“The GUIDE program fueled and repurposed my dream of lighting the candle for young people, especially those living with HIV,” he says.
“I can’t credit USAID/CSSA enough for unlocking my leadership potential in ways I hadn’t envisioned. I obtained substantial servant leadership skills that inspired and propelled me on a journey to be the change I desire to see out there.”
Kuraish says that by attending the virtual and in-person training and mentoring sessions, he picked up strategies for attaining influence in decision-making platforms and processes to benefit the people and entities he represents.
“That was such a game changer for me. I started to consciously position myself in places where decisions that affect my community are made - and almost immediately, I started to register a lot of tangible achievements”.
“As a result, I was selected to represent the civil society at the PEPFAR Regional Planning Meeting that was held in Johannesburg in March 2023. While at the event, I was selected to present the statement of the young delegates to Mr. John N. Nkengasong, the Ambassador-at-Large and Coordinator of United States Government Activities to Combat HIV/AIDS Globally,” he says.
“We were also able to get the PEPFAR Ambassador to agree to establish a PEPFAR Youth Council,” he adds delightfully. “And when I demonstrated to the PEPFAR stakeholder’s platform the work that I have done under Engaging Young Boys and Men in the Fight against HIV initiative, supported by the GUIDE program, PEPFAR invited us to bid for a 3 million USD grant,” he says.
Kuraish, who says he now prides himself of serving young people beyond Uganda’s borders, adds that he was also invited to sit on the Global Fund Community Accountability Steering Committee for Research.
“This is a platform that brings together people from all over the world to highlight Global Fund’s accountability to key and affected populations, and now I get to effectively represent young people, thanks to USAID/CSSA”.

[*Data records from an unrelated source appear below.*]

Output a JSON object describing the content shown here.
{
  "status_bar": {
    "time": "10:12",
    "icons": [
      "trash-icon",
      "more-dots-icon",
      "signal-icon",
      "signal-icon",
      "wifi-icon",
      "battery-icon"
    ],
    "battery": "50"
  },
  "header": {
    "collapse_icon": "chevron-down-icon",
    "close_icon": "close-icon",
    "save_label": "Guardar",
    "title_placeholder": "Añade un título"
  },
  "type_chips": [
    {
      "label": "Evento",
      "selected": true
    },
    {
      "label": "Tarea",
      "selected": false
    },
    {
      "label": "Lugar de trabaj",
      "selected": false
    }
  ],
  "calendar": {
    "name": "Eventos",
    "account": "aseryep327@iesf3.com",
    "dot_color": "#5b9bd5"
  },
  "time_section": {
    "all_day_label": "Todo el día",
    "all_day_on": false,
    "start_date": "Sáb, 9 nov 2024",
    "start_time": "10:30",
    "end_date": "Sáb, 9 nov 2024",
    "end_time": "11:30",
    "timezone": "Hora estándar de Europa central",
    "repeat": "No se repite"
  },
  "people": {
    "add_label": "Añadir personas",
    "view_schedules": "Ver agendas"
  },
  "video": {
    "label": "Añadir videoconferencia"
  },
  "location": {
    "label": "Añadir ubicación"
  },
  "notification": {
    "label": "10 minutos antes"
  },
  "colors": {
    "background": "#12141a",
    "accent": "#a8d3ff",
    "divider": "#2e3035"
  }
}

“And that’s not all”, he adds, “The GUIDE program also strengthened my proposal writing skills, as we learned how to develop competitive proposals that directly respond to community challenges. This has translated into actual grants for my organization, on top of the capacity strengthening grant from USAID/CSSA”.
“For example, shortly after I completed the GUIDE program, we (UYP) were invited to Dar-es-Salam by the Women’s Global Network for Reproductive Rights, where I used the skills I learned from GUIDE to pitch for a project, and we were awarded a grant of 16,000 USD,” he says. “And I am sure there are still more similar fundraising opportunities to come”.
USAID/Uganda Civil Society Strengthening Activity is a five-year Activity funded by USAID and implemented by East-West Management Institute that aims at supporting the capacity strengthening of Ugandan Civil Society Organizations to contribute to their improved development outcomes in four thematic areas: Health, with particular attention paid to achieving Uganda’s HIV/AIDS’ reduction goals; Education, youth, and child development; Agriculture and food security; and Democracy, rights, and governance.
Kuraish Success Story